Element data from apps and pages:
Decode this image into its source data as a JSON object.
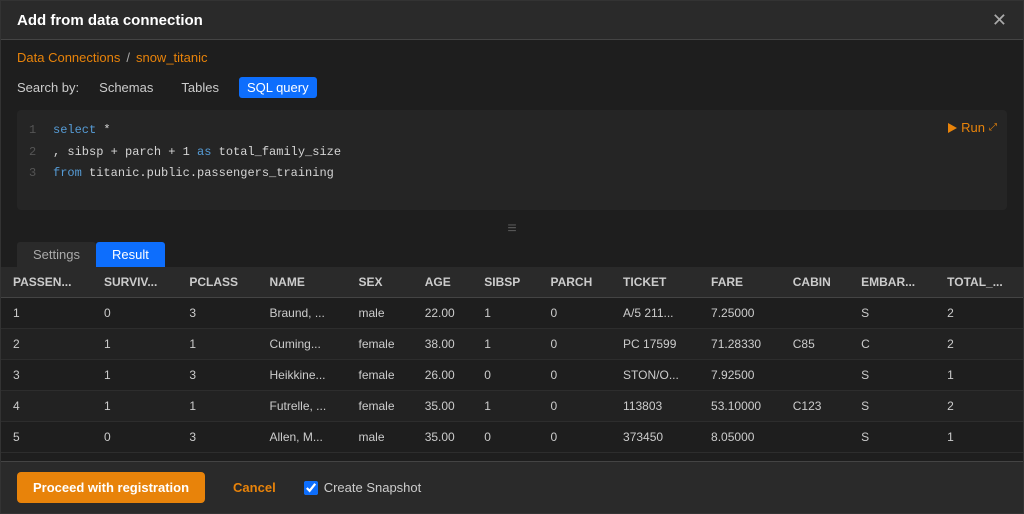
{
  "modal": {
    "title": "Add from data connection",
    "close_label": "✕"
  },
  "breadcrumb": {
    "link_label": "Data Connections",
    "separator": "/",
    "current": "snow_titanic"
  },
  "search": {
    "label": "Search by:",
    "tabs": [
      {
        "label": "Schemas",
        "active": false
      },
      {
        "label": "Tables",
        "active": false
      },
      {
        "label": "SQL query",
        "active": true
      }
    ]
  },
  "code_editor": {
    "lines": [
      {
        "num": "1",
        "text": "select *"
      },
      {
        "num": "2",
        "text": ", sibsp + parch + 1 as total_family_size"
      },
      {
        "num": "3",
        "text": "from titanic.public.passengers_training"
      }
    ],
    "run_label": "Run"
  },
  "drag_handle": "≡",
  "tabs": [
    {
      "label": "Settings",
      "active": false
    },
    {
      "label": "Result",
      "active": true
    }
  ],
  "table": {
    "columns": [
      "PASSEN...",
      "SURVIV...",
      "PCLASS",
      "NAME",
      "SEX",
      "AGE",
      "SIBSP",
      "PARCH",
      "TICKET",
      "FARE",
      "CABIN",
      "EMBAR...",
      "TOTAL_..."
    ],
    "rows": [
      [
        "1",
        "0",
        "3",
        "Braund, ...",
        "male",
        "22.00",
        "1",
        "0",
        "A/5 211...",
        "7.25000",
        "",
        "S",
        "2"
      ],
      [
        "2",
        "1",
        "1",
        "Cuming...",
        "female",
        "38.00",
        "1",
        "0",
        "PC 17599",
        "71.28330",
        "C85",
        "C",
        "2"
      ],
      [
        "3",
        "1",
        "3",
        "Heikkine...",
        "female",
        "26.00",
        "0",
        "0",
        "STON/O...",
        "7.92500",
        "",
        "S",
        "1"
      ],
      [
        "4",
        "1",
        "1",
        "Futrelle, ...",
        "female",
        "35.00",
        "1",
        "0",
        "113803",
        "53.10000",
        "C123",
        "S",
        "2"
      ],
      [
        "5",
        "0",
        "3",
        "Allen, M...",
        "male",
        "35.00",
        "0",
        "0",
        "373450",
        "8.05000",
        "",
        "S",
        "1"
      ]
    ]
  },
  "footer": {
    "proceed_label": "Proceed with registration",
    "cancel_label": "Cancel",
    "snapshot_label": "Create Snapshot",
    "snapshot_checked": true
  }
}
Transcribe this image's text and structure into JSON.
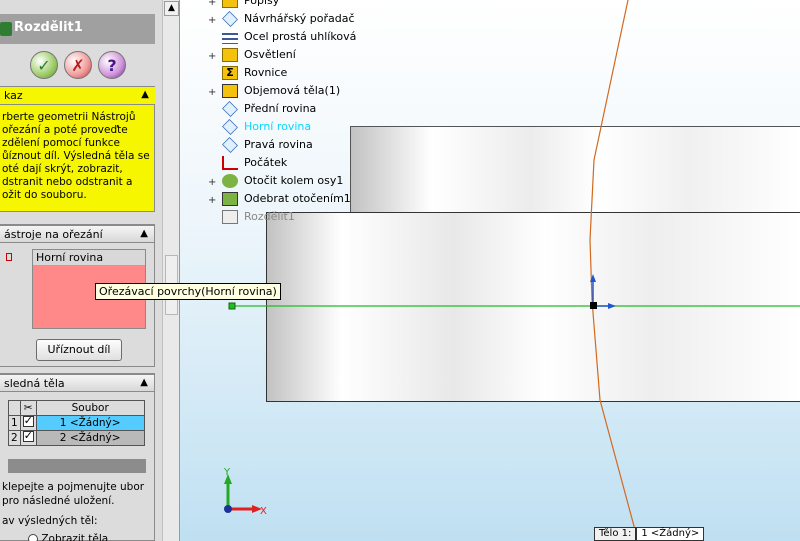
{
  "property_manager": {
    "title": "Rozdělit1",
    "buttons": {
      "ok": "✓",
      "cancel": "✗",
      "help": "?"
    },
    "message": {
      "header": "kaz",
      "text": "rberte geometrii Nástrojů ořezání a poté proveďte zdělení pomocí funkce ůíznout díl. Výsledná těla se oté dají skrýt, zobrazit, dstranit nebo odstranit a ožit do souboru."
    },
    "tools": {
      "header": "ástroje na ořezání",
      "list": [
        "Horní rovina"
      ],
      "cut_button": "Uříznout díl"
    },
    "results": {
      "header": "sledná těla",
      "column_header": "Soubor",
      "rows": [
        {
          "index": "1",
          "value": "1 <Žádný>"
        },
        {
          "index": "2",
          "value": "2 <Žádný>"
        }
      ],
      "note": "klepejte a pojmenujte ubor pro následné uložení.",
      "show_label": "av výsledných těl:",
      "radio_label": "Zobrazit těla"
    }
  },
  "feature_tree": [
    {
      "label": "Popisy",
      "icon": "annotations-icon",
      "expandable": true
    },
    {
      "label": "Návrhářský pořadač",
      "icon": "design-binder-icon",
      "expandable": true
    },
    {
      "label": "Ocel prostá uhlíková",
      "icon": "material-icon",
      "expandable": false
    },
    {
      "label": "Osvětlení",
      "icon": "lighting-folder-icon",
      "expandable": true
    },
    {
      "label": "Rovnice",
      "icon": "equations-icon",
      "expandable": false
    },
    {
      "label": "Objemová těla(1)",
      "icon": "solid-bodies-icon",
      "expandable": true
    },
    {
      "label": "Přední rovina",
      "icon": "plane-icon",
      "expandable": false
    },
    {
      "label": "Horní rovina",
      "icon": "plane-icon",
      "expandable": false,
      "selected": true
    },
    {
      "label": "Pravá rovina",
      "icon": "plane-icon",
      "expandable": false
    },
    {
      "label": "Počátek",
      "icon": "origin-icon",
      "expandable": false
    },
    {
      "label": "Otočit kolem osy1",
      "icon": "revolve-icon",
      "expandable": true
    },
    {
      "label": "Odebrat otočením1",
      "icon": "cut-revolve-icon",
      "expandable": true
    },
    {
      "label": "Rozdělit1",
      "icon": "split-icon",
      "expandable": false,
      "faded": true
    }
  ],
  "tooltip": "Ořezávací povrchy(Horní rovina)",
  "status": {
    "label": "Tělo 1:",
    "value": "1 <Žádný>"
  },
  "axes": {
    "x": "X",
    "y": "Y"
  },
  "colors": {
    "message_bg": "#f6f600",
    "tool_list_bg": "#ff8888",
    "selected_row": "#55ccff",
    "plane_line": "#22bb22",
    "split_line": "#d2691e"
  }
}
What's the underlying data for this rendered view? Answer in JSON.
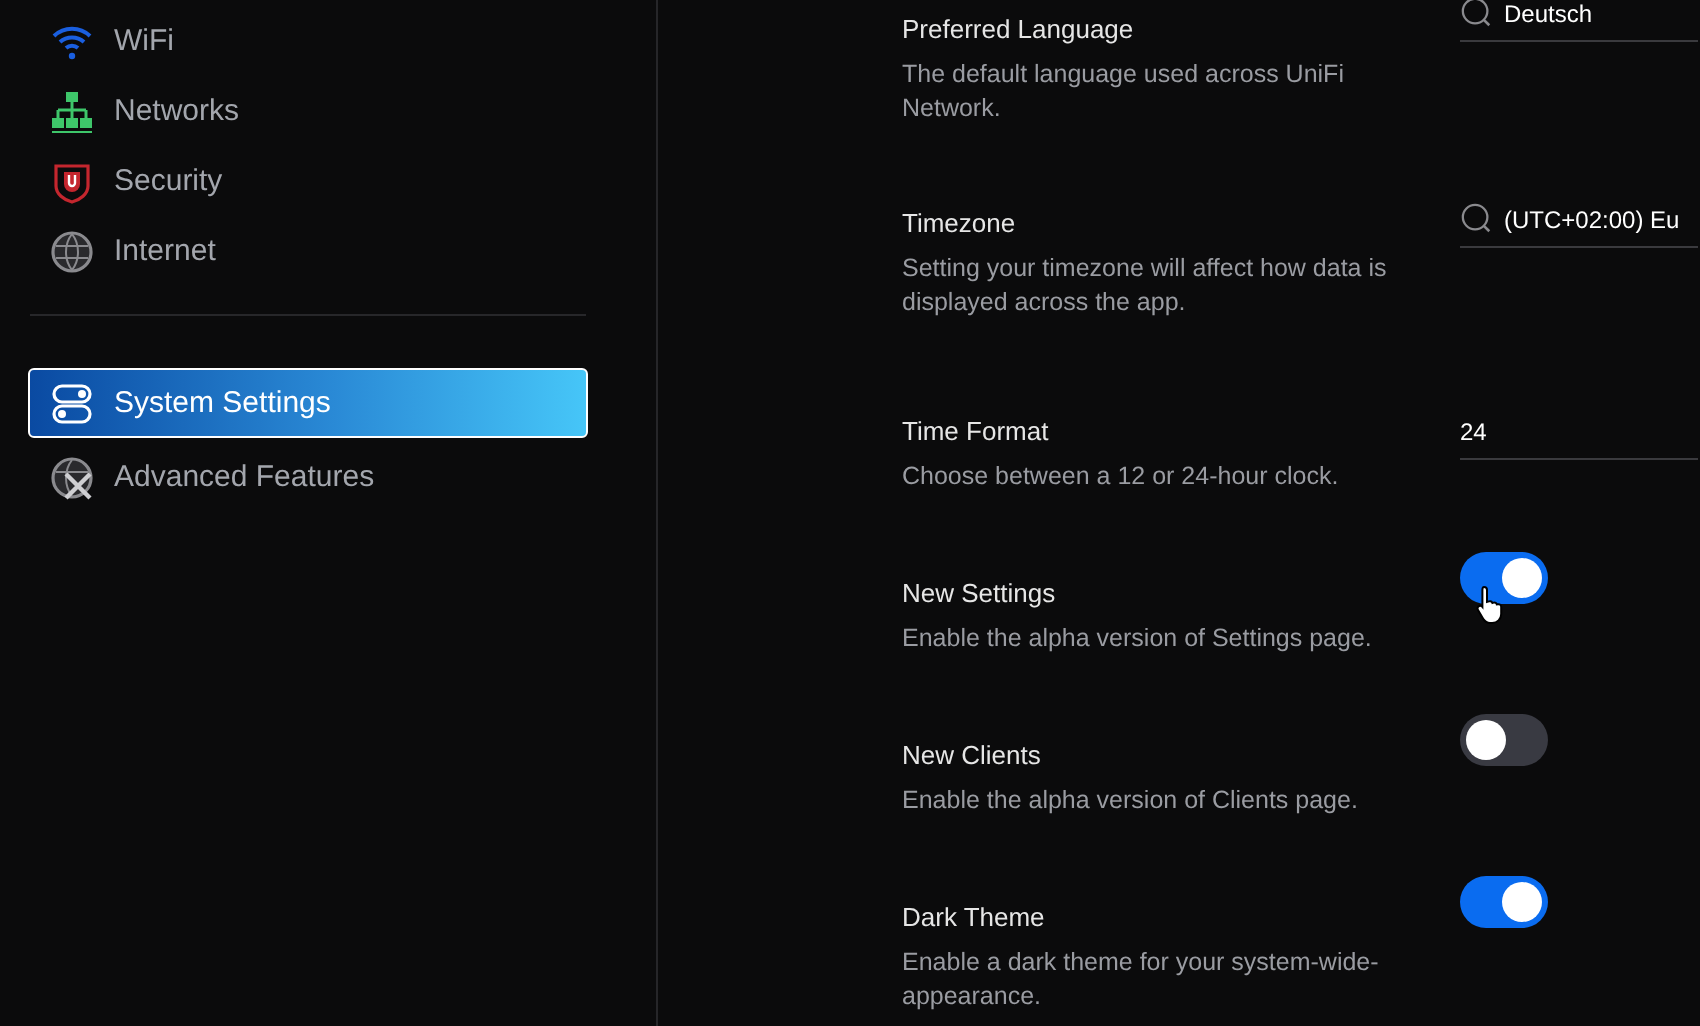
{
  "sidebar": {
    "items": [
      {
        "label": "WiFi",
        "selected": false
      },
      {
        "label": "Networks",
        "selected": false
      },
      {
        "label": "Security",
        "selected": false
      },
      {
        "label": "Internet",
        "selected": false
      }
    ],
    "lower_items": [
      {
        "label": "System Settings",
        "selected": true
      },
      {
        "label": "Advanced Features",
        "selected": false
      }
    ]
  },
  "settings": [
    {
      "kind": "search",
      "title": "Preferred Language",
      "description": "The default language used across UniFi Network.",
      "value": "Deutsch"
    },
    {
      "kind": "search",
      "title": "Timezone",
      "description": "Setting your timezone will affect how data is displayed across the app.",
      "value": "(UTC+02:00) Eu"
    },
    {
      "kind": "value",
      "title": "Time Format",
      "description": "Choose between a 12 or 24-hour clock.",
      "value": "24"
    },
    {
      "kind": "toggle",
      "title": "New Settings",
      "description": "Enable the alpha version of Settings page.",
      "on": true
    },
    {
      "kind": "toggle",
      "title": "New Clients",
      "description": "Enable the alpha version of Clients page.",
      "on": false
    },
    {
      "kind": "toggle",
      "title": "Dark Theme",
      "description": "Enable a dark theme for your system-wide-appearance.",
      "on": true
    }
  ]
}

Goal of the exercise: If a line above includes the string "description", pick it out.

Reply to the exercise:
      "description": "The default language used across UniFi Network.",
      "description": "Setting your timezone will affect how data is displayed across the app.",
      "description": "Choose between a 12 or 24-hour clock.",
      "description": "Enable the alpha version of Settings page.",
      "description": "Enable the alpha version of Clients page.",
      "description": "Enable a dark theme for your system-wide-appearance.",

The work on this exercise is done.